Unlike its predecessor, liuzhi comes with legal stipulations: audio and video recordings must be made of interviews, and any death in custody must be reported to the commission’s headquarters within 24 hours. There has been a push to build “standardised” interrogation rooms with padded fittings. Rules say detainees should be held no longer than six months, their “ethnic customs” should be respected and they should be provided with proper food, rest and medical care (there must be a first-aid kit to hand). At a glance it sounds, as Mr Shi might put it, very civilised.
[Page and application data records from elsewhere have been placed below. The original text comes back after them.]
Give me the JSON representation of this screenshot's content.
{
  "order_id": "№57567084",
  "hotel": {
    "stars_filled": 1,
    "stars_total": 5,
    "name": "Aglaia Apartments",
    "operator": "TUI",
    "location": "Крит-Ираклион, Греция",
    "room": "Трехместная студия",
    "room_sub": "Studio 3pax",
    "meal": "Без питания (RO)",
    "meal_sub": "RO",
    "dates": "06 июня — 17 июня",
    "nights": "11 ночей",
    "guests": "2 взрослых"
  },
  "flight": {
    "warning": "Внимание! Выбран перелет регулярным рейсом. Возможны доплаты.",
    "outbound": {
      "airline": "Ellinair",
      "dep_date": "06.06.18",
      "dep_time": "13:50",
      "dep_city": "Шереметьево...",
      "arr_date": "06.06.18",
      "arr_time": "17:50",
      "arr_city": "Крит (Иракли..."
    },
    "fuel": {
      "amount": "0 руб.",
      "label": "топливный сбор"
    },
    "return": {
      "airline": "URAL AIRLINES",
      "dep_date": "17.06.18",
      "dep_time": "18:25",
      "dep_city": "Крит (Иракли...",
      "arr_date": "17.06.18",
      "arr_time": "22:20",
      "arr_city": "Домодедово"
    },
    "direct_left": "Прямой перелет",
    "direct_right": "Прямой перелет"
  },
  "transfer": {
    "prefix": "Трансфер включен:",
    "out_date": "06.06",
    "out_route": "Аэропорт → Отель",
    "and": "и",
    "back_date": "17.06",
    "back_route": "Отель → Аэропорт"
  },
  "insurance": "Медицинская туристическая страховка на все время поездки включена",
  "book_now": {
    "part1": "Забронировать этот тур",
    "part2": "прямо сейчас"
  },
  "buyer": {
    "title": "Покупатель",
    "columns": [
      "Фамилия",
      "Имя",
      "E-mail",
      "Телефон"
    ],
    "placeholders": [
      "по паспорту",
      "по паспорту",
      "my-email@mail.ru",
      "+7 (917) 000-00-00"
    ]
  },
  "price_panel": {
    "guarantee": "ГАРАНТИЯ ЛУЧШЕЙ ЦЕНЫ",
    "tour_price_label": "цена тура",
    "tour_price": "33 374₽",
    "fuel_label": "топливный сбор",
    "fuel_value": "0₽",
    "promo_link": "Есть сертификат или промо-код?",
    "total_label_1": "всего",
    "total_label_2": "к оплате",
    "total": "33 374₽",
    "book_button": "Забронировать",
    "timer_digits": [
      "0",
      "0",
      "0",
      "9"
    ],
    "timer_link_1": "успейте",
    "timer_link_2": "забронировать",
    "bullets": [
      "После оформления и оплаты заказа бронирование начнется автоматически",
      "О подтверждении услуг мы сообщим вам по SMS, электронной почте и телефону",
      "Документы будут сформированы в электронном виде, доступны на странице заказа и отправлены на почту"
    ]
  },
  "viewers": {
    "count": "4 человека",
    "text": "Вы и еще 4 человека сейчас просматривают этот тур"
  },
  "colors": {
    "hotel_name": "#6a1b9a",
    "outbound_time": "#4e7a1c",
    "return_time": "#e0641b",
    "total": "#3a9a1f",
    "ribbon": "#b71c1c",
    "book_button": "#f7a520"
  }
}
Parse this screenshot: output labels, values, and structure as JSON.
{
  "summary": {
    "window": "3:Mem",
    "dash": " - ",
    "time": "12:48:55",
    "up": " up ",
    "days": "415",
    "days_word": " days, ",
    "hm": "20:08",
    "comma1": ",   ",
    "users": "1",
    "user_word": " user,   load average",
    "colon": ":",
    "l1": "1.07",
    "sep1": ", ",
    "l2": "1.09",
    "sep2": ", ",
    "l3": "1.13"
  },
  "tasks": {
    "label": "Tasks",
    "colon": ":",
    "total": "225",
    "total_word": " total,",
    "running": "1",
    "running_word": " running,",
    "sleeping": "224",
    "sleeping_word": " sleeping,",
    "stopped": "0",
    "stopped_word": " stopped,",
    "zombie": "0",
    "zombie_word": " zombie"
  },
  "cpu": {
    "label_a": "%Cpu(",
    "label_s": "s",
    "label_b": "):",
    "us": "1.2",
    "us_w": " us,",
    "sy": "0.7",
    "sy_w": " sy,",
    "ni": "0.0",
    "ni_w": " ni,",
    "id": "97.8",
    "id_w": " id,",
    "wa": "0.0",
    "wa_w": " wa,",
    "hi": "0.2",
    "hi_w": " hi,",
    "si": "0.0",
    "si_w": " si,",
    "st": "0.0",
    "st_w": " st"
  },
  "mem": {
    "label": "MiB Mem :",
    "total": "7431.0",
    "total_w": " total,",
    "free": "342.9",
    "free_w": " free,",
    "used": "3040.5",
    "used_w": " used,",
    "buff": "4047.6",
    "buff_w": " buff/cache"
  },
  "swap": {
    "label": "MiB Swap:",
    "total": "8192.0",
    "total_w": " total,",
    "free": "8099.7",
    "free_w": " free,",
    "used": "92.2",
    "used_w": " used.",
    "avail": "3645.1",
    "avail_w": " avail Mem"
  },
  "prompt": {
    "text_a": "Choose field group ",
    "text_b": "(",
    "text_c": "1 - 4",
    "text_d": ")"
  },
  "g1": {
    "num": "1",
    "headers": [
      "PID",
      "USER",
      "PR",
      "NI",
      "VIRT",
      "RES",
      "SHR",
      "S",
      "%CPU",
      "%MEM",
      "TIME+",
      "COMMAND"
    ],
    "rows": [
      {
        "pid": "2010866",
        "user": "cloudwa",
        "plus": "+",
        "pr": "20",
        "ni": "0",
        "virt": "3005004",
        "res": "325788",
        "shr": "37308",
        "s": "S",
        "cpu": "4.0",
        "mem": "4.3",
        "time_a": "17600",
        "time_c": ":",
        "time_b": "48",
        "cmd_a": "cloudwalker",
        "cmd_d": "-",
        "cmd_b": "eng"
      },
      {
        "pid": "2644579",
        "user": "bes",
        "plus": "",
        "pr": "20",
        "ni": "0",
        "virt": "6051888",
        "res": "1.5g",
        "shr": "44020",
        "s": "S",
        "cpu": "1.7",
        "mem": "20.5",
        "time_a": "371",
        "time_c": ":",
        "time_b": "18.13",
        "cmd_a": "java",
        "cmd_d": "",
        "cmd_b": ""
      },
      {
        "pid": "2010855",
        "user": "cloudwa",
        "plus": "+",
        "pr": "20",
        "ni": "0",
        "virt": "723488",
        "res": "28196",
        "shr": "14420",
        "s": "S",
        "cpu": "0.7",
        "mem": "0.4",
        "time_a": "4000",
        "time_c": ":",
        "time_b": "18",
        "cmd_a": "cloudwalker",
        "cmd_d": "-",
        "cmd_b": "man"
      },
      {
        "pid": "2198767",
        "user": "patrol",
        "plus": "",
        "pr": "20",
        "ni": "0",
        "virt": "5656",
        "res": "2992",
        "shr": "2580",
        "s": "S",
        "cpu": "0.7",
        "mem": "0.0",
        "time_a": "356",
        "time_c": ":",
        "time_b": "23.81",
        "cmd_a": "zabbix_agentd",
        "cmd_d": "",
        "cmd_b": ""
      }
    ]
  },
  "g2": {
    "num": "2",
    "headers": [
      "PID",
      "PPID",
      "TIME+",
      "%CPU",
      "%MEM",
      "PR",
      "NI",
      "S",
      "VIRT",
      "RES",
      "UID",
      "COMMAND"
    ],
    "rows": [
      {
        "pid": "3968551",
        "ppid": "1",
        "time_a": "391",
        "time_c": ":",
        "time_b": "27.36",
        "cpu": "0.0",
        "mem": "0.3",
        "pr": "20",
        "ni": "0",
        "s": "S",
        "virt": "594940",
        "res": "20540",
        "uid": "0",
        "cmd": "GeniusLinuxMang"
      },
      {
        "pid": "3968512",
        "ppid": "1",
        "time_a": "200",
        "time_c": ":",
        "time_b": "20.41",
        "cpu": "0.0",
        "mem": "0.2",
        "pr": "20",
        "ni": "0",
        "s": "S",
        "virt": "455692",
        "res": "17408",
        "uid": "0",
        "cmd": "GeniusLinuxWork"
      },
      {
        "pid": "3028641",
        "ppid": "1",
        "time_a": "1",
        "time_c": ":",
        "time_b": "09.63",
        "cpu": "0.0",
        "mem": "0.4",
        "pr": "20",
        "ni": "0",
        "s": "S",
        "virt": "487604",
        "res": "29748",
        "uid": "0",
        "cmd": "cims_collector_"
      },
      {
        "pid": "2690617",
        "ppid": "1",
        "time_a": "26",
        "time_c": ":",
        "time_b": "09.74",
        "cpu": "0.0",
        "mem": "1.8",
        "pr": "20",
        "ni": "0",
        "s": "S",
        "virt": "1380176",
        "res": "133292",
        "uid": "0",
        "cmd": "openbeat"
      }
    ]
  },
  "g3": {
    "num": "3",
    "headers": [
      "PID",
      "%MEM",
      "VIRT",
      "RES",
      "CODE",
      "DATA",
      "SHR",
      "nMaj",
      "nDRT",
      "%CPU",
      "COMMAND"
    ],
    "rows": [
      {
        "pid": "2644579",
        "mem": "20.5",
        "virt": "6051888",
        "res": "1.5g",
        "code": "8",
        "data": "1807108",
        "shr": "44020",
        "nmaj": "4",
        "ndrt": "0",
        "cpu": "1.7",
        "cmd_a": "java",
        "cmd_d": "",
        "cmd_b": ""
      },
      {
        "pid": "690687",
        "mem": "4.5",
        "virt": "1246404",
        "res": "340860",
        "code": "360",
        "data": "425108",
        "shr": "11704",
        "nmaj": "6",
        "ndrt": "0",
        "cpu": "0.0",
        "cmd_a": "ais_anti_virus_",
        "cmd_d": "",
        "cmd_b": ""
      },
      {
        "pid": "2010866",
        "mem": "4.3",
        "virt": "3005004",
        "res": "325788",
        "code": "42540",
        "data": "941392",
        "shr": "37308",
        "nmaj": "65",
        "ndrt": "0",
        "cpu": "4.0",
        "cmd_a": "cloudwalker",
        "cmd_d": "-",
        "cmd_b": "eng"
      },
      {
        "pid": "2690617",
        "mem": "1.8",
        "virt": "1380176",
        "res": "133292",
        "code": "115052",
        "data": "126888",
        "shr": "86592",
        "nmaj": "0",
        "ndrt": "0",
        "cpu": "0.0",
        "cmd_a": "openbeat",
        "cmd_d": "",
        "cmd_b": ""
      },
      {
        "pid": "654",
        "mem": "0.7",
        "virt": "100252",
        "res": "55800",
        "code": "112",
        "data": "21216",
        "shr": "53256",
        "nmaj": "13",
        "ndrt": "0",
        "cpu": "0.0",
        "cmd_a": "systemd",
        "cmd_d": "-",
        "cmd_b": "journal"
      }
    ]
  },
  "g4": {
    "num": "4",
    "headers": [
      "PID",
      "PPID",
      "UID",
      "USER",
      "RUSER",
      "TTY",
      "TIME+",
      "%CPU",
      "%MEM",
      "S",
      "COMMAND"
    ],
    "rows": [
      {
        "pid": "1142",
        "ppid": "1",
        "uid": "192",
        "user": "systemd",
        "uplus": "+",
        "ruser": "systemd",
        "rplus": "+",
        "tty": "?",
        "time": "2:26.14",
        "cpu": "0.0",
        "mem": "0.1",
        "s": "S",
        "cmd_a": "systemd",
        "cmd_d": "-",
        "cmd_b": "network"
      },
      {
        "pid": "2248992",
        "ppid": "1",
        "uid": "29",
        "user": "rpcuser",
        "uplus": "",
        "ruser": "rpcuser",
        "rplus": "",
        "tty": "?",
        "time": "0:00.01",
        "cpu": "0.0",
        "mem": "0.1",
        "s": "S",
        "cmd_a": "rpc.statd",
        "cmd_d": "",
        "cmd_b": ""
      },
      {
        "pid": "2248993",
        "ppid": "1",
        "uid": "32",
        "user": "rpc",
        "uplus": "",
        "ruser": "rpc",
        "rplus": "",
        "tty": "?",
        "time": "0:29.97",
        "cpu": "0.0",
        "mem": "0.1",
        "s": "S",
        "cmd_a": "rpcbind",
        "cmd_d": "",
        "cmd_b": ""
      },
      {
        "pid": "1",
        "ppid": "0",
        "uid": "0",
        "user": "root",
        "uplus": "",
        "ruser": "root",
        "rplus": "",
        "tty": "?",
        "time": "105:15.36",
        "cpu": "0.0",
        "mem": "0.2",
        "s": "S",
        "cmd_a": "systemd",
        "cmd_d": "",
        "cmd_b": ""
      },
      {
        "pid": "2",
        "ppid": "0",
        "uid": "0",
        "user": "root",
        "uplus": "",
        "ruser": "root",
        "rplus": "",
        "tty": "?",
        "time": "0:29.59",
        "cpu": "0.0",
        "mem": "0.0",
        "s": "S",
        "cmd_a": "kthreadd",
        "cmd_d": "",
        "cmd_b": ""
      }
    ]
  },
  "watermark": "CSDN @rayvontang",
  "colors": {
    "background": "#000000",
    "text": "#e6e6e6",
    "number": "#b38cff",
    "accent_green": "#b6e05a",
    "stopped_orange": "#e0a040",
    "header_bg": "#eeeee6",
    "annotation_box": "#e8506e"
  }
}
But suspects still have no right to a lawyer and no way of complaining about any abuse except to the new commission. In May 2018, two months after the organisation was established, a 45-year-old man who had worked as a government driver died while in liuzhi. His sister told Caixin, a news publication, that when she arrived to get his body, she found his face had been “disfigured”. The family asked in vain to see the interrogation video. Internet censors swiftly blocked Caixin’s report from circulating on Chinese-language forums.
The way the CCDI has gained more power fits a pattern under Mr Xi. Since he took over as party leader in 2012, he has been trying to put the party more firmly in control of all aspects of state and society, while insisting that the party is also becoming more accountable. He has stressed the importance of law (in party documents, rule of law and rule by law are often used interchangeably), while using his investigators to target political enemies. Some of those detained by the CCDI have been accused of disobeying the party line as well as of graft.
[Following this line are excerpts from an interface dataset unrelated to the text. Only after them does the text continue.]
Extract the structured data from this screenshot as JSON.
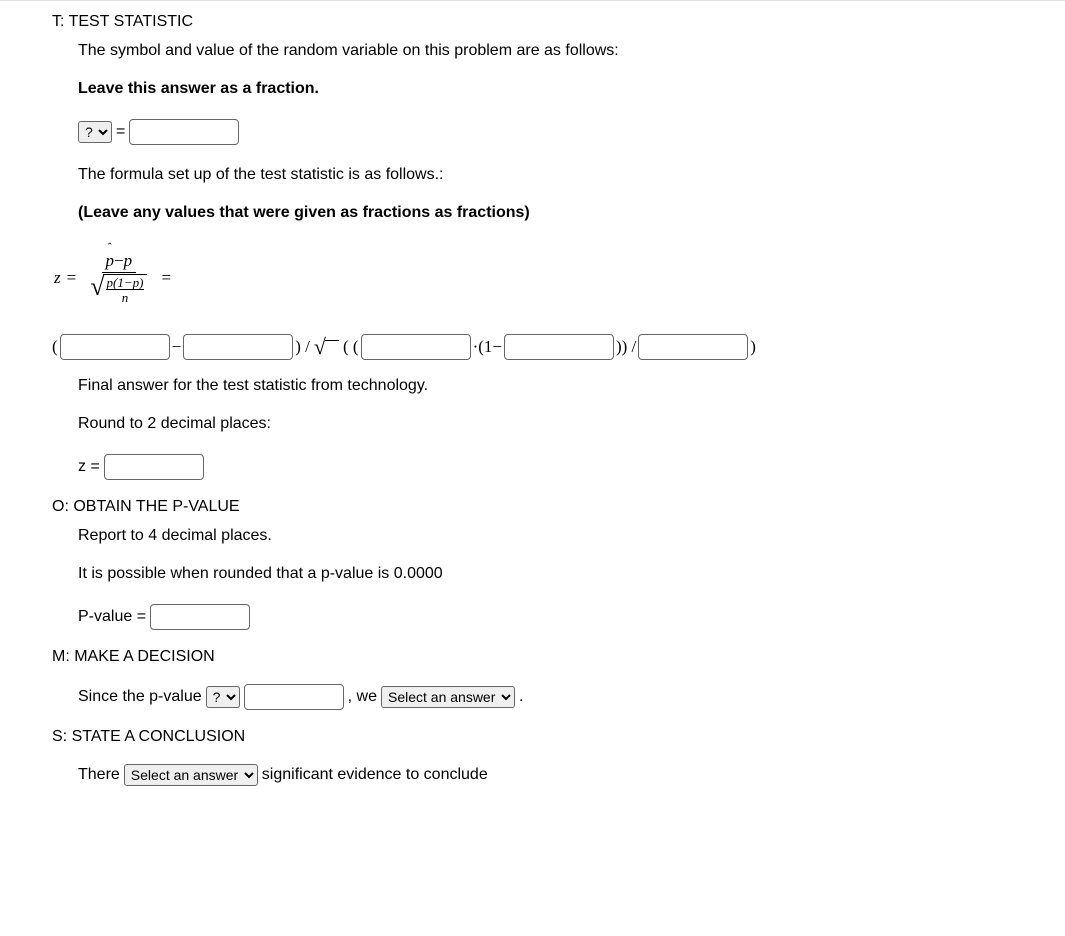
{
  "t": {
    "title": "T: TEST STATISTIC",
    "line1": "The symbol and value of the random variable on this problem are as follows:",
    "line2": "Leave this answer as a fraction.",
    "select_q": "?",
    "eq": "=",
    "line3": "The formula set up of the test statistic is as follows.:",
    "line4": "(Leave any values that were given as fractions as fractions)",
    "formula": {
      "z": "z",
      "eq1": "=",
      "p_hat": "p",
      "minus": " − ",
      "p": "p",
      "p_of": "p(1−p)",
      "n": "n",
      "eq2": "="
    },
    "calc": {
      "open": "(",
      "minus": " − ",
      "close_div": " ) / ",
      "sqrt": "√",
      "open2": "( (",
      "dot_1minus": " ·(1−",
      "close_paren2_div": " )) /",
      "close": " )"
    },
    "line5": "Final answer for the test statistic from technology.",
    "line6": "Round to 2 decimal places:",
    "z_eq": "z ="
  },
  "o": {
    "title": "O: OBTAIN THE P-VALUE",
    "line1": "Report to 4 decimal places.",
    "line2": "It is possible when rounded that a p-value is 0.0000",
    "label": "P-value ="
  },
  "m": {
    "title": "M: MAKE A DECISION",
    "since": "Since the p-value",
    "select_q": "?",
    "we": ", we",
    "select2": "Select an answer",
    "period": "."
  },
  "s": {
    "title": "S: STATE A CONCLUSION",
    "there": "There",
    "select": "Select an answer",
    "rest": "significant evidence to conclude"
  }
}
In 2018 Mr Xi launched a three-year campaign called “sweep away black and eliminate evil”. The targets were said to be organised crime syndicates and their accomplices in the party and government. But the dragnet swept up thousands of other people seen as threatening, including religious figures, leaders of rural clans and wealthy businessmen.
Mr Xi’s purges have sown fear within the bureaucracy. That is their aim. Regulations issued in 2016 state that when being criticised or questioned, officials should be “red-faced and sweating”. Mr Xi says he wants them “not to dare to be corrupt”, “not to be able to be corrupt” and ultimately “not to want to be corrupt”. But making sure of that is the party’s task alone. “The party must manage the party,” he insists, repeating a dictum of its founders.
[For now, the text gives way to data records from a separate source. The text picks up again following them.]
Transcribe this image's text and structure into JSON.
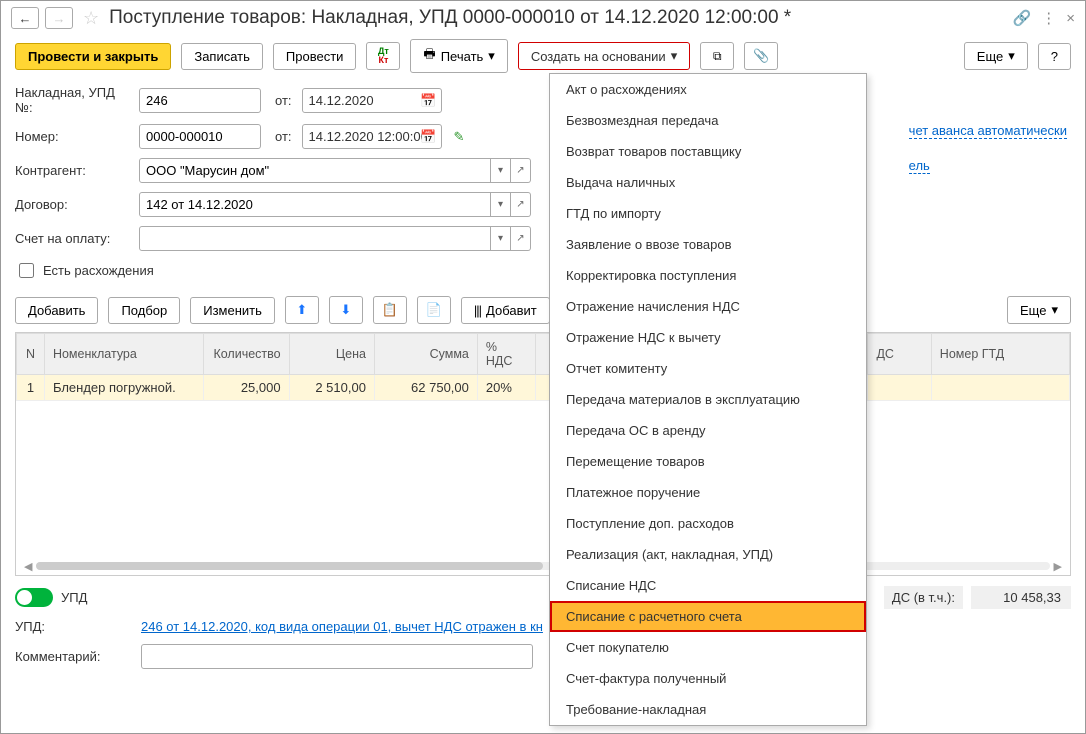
{
  "title": "Поступление товаров: Накладная, УПД 0000-000010 от 14.12.2020 12:00:00 *",
  "toolbar": {
    "post_close": "Провести и закрыть",
    "write": "Записать",
    "post": "Провести",
    "print": "Печать",
    "create_based": "Создать на основании",
    "more": "Еще",
    "help": "?"
  },
  "form": {
    "invoice_lbl": "Накладная, УПД №:",
    "invoice_no": "246",
    "from": "от:",
    "invoice_date": "14.12.2020",
    "number_lbl": "Номер:",
    "number": "0000-000010",
    "number_date": "14.12.2020 12:00:00",
    "counterparty_lbl": "Контрагент:",
    "counterparty": "ООО \"Марусин дом\"",
    "contract_lbl": "Договор:",
    "contract": "142 от 14.12.2020",
    "payacct_lbl": "Счет на оплату:",
    "payacct": "",
    "discrep": "Есть расхождения",
    "right_link1": "чет аванса автоматически",
    "right_link2": "ель"
  },
  "toolbar2": {
    "add": "Добавить",
    "pick": "Подбор",
    "change": "Изменить",
    "addby": "Добавит",
    "more": "Еще"
  },
  "table": {
    "headers": {
      "n": "N",
      "nom": "Номенклатура",
      "qty": "Количество",
      "price": "Цена",
      "sum": "Сумма",
      "vat": "% НДС",
      "vat2": "ДС",
      "gtd": "Номер ГТД"
    },
    "rows": [
      {
        "n": "1",
        "nom": "Блендер погружной.",
        "qty": "25,000",
        "price": "2 510,00",
        "sum": "62 750,00",
        "vat": "20%"
      }
    ]
  },
  "footer": {
    "upd_toggle": "УПД",
    "nds_lbl": "ДС (в т.ч.):",
    "nds_val": "10 458,33",
    "upd_lbl": "УПД:",
    "upd_link": "246 от 14.12.2020, код вида операции 01, вычет НДС отражен в кн",
    "comment_lbl": "Комментарий:",
    "comment": ""
  },
  "dropdown": {
    "items": [
      "Акт о расхождениях",
      "Безвозмездная передача",
      "Возврат товаров поставщику",
      "Выдача наличных",
      "ГТД по импорту",
      "Заявление о ввозе товаров",
      "Корректировка поступления",
      "Отражение начисления НДС",
      "Отражение НДС к вычету",
      "Отчет комитенту",
      "Передача материалов в эксплуатацию",
      "Передача ОС в аренду",
      "Перемещение товаров",
      "Платежное поручение",
      "Поступление доп. расходов",
      "Реализация (акт, накладная, УПД)",
      "Списание НДС",
      "Списание с расчетного счета",
      "Счет покупателю",
      "Счет-фактура полученный",
      "Требование-накладная"
    ],
    "highlighted_index": 17
  }
}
The party shows no sign of relinquishing its power to toss those it finds threatening into “black jails”, as critics often call them. These facilities lack the trappings of the formal prison system, such as the need for a trial before incarceration and provision for visits from family members. The party’s “political and legal” committees, which oversee law and order, are particularly fond of using such lock-ups to detain people who petition against local injustices, as well as members of Falun Gong, a banned spiritual movement. In the far-western region of Xinjiang, these committees have led the creation of a new gulag to which the party has sent more than 1m ethnic-Uyghurs without trial, purportedly for vocational training to help with their “deradicalisation”. (Most are Muslims who have shown no radical tendencies.) Some experts believe the authorities have begun to take some of the camps’ inmates and send them for formal trial, leaning on the courts to give them harsh sentences on dubious charges of extremism.
The glowing account of the exploits of Mr Shi, the anti-graft boss in Qianjiang, describes how he instructed investigators to deal with a detainee in 2019. “Continue to increase the intensity of interrogation,” he says firmly. “And don’t let him lead you by the nose!” The suspect soon decided to co-operate and the case was cracked. The party always gets its man. ■